• What is needed: The expected result is every line of the records, printed exactly.

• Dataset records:
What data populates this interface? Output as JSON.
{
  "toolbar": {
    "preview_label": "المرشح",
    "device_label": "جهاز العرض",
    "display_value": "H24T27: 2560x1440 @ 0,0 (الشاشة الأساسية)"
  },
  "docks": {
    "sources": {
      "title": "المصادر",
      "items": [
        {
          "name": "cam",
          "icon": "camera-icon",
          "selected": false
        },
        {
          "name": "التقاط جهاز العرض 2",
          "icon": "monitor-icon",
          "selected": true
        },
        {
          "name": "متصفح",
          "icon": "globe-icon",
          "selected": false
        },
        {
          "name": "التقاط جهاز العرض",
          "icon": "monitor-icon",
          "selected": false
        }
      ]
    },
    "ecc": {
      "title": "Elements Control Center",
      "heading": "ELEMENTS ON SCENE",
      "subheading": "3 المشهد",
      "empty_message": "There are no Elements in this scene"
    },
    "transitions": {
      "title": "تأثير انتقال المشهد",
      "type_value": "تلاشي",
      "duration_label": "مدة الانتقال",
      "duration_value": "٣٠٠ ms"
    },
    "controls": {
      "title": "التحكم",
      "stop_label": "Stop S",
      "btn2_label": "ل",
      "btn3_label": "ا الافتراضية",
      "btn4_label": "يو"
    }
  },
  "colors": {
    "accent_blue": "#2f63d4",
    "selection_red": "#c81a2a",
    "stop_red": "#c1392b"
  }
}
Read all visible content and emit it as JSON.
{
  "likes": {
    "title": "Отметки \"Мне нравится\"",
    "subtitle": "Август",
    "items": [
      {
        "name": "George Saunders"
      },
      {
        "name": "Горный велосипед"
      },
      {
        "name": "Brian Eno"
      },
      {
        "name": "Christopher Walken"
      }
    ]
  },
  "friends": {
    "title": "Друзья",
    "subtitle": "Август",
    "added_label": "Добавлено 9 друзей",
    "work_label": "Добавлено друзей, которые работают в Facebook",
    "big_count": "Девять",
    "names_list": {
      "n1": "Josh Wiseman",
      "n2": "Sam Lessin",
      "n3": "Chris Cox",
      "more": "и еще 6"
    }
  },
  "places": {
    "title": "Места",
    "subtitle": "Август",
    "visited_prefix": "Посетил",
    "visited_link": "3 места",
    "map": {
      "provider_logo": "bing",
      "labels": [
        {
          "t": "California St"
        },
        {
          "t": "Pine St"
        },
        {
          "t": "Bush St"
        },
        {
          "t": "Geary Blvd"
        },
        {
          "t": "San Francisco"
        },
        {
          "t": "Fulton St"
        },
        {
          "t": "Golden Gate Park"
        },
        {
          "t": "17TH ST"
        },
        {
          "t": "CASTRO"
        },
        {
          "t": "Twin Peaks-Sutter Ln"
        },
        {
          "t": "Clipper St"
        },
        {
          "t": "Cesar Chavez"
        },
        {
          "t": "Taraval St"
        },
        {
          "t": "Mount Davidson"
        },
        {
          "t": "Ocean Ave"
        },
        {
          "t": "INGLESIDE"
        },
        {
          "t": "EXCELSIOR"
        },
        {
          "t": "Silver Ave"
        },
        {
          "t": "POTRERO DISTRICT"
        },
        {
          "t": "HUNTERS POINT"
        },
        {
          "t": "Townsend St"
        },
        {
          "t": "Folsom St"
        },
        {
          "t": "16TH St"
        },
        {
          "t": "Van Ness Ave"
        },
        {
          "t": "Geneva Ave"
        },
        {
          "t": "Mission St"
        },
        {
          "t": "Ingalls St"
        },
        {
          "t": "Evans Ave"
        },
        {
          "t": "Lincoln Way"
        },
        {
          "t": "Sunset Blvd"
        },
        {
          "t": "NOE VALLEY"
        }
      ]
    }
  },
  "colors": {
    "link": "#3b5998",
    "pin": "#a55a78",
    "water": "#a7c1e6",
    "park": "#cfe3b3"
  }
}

• Response:
What data populates this interface? Output as JSON.
{
  "toolbar": {
    "preview_label": "المرشح",
    "device_label": "جهاز العرض",
    "display_value": "H24T27: 2560x1440 @ 0,0 (الشاشة الأساسية)"
  },
  "docks": {
    "sources": {
      "title": "المصادر",
      "items": [
        {
          "name": "cam",
          "icon": "camera-icon",
          "selected": false
        },
        {
          "name": "التقاط جهاز العرض 2",
          "icon": "monitor-icon",
          "selected": true
        },
        {
          "name": "متصفح",
          "icon": "globe-icon",
          "selected": false
        },
        {
          "name": "التقاط جهاز العرض",
          "icon": "monitor-icon",
          "selected": false
        }
      ]
    },
    "ecc": {
      "title": "Elements Control Center",
      "heading": "ELEMENTS ON SCENE",
      "subheading": "3 المشهد",
      "empty_message": "There are no Elements in this scene"
    },
    "transitions": {
      "title": "تأثير انتقال المشهد",
      "type_value": "تلاشي",
      "duration_label": "مدة الانتقال",
      "duration_value": "٣٠٠ ms"
    },
    "controls": {
      "title": "التحكم",
      "stop_label": "Stop S",
      "btn2_label": "ل",
      "btn3_label": "ا الافتراضية",
      "btn4_label": "يو"
    }
  },
  "colors": {
    "accent_blue": "#2f63d4",
    "selection_red": "#c81a2a",
    "stop_red": "#c1392b"
  }
}
Read all visible content and emit it as JSON.
{
  "likes": {
    "title": "Отметки \"Мне нравится\"",
    "subtitle": "Август",
    "items": [
      {
        "name": "George Saunders"
      },
      {
        "name": "Горный велосипед"
      },
      {
        "name": "Brian Eno"
      },
      {
        "name": "Christopher Walken"
      }
    ]
  },
  "friends": {
    "title": "Друзья",
    "subtitle": "Август",
    "added_label": "Добавлено 9 друзей",
    "work_label": "Добавлено друзей, которые работают в Facebook",
    "big_count": "Девять",
    "names_list": {
      "n1": "Josh Wiseman",
      "n2": "Sam Lessin",
      "n3": "Chris Cox",
      "more": "и еще 6"
    }
  },
  "places": {
    "title": "Места",
    "subtitle": "Август",
    "visited_prefix": "Посетил",
    "visited_link": "3 места",
    "map": {
      "provider_logo": "bing",
      "labels": [
        {
          "t": "California St"
        },
        {
          "t": "Pine St"
        },
        {
          "t": "Bush St"
        },
        {
          "t": "Geary Blvd"
        },
        {
          "t": "San Francisco"
        },
        {
          "t": "Fulton St"
        },
        {
          "t": "Golden Gate Park"
        },
        {
          "t": "17TH ST"
        },
        {
          "t": "CASTRO"
        },
        {
          "t": "Twin Peaks-Sutter Ln"
        },
        {
          "t": "Clipper St"
        },
        {
          "t": "Cesar Chavez"
        },
        {
          "t": "Taraval St"
        },
        {
          "t": "Mount Davidson"
        },
        {
          "t": "Ocean Ave"
        },
        {
          "t": "INGLESIDE"
        },
        {
          "t": "EXCELSIOR"
        },
        {
          "t": "Silver Ave"
        },
        {
          "t": "POTRERO DISTRICT"
        },
        {
          "t": "HUNTERS POINT"
        },
        {
          "t": "Townsend St"
        },
        {
          "t": "Folsom St"
        },
        {
          "t": "16TH St"
        },
        {
          "t": "Van Ness Ave"
        },
        {
          "t": "Geneva Ave"
        },
        {
          "t": "Mission St"
        },
        {
          "t": "Ingalls St"
        },
        {
          "t": "Evans Ave"
        },
        {
          "t": "Lincoln Way"
        },
        {
          "t": "Sunset Blvd"
        },
        {
          "t": "NOE VALLEY"
        }
      ]
    }
  },
  "colors": {
    "link": "#3b5998",
    "pin": "#a55a78",
    "water": "#a7c1e6",
    "park": "#cfe3b3"
  }
}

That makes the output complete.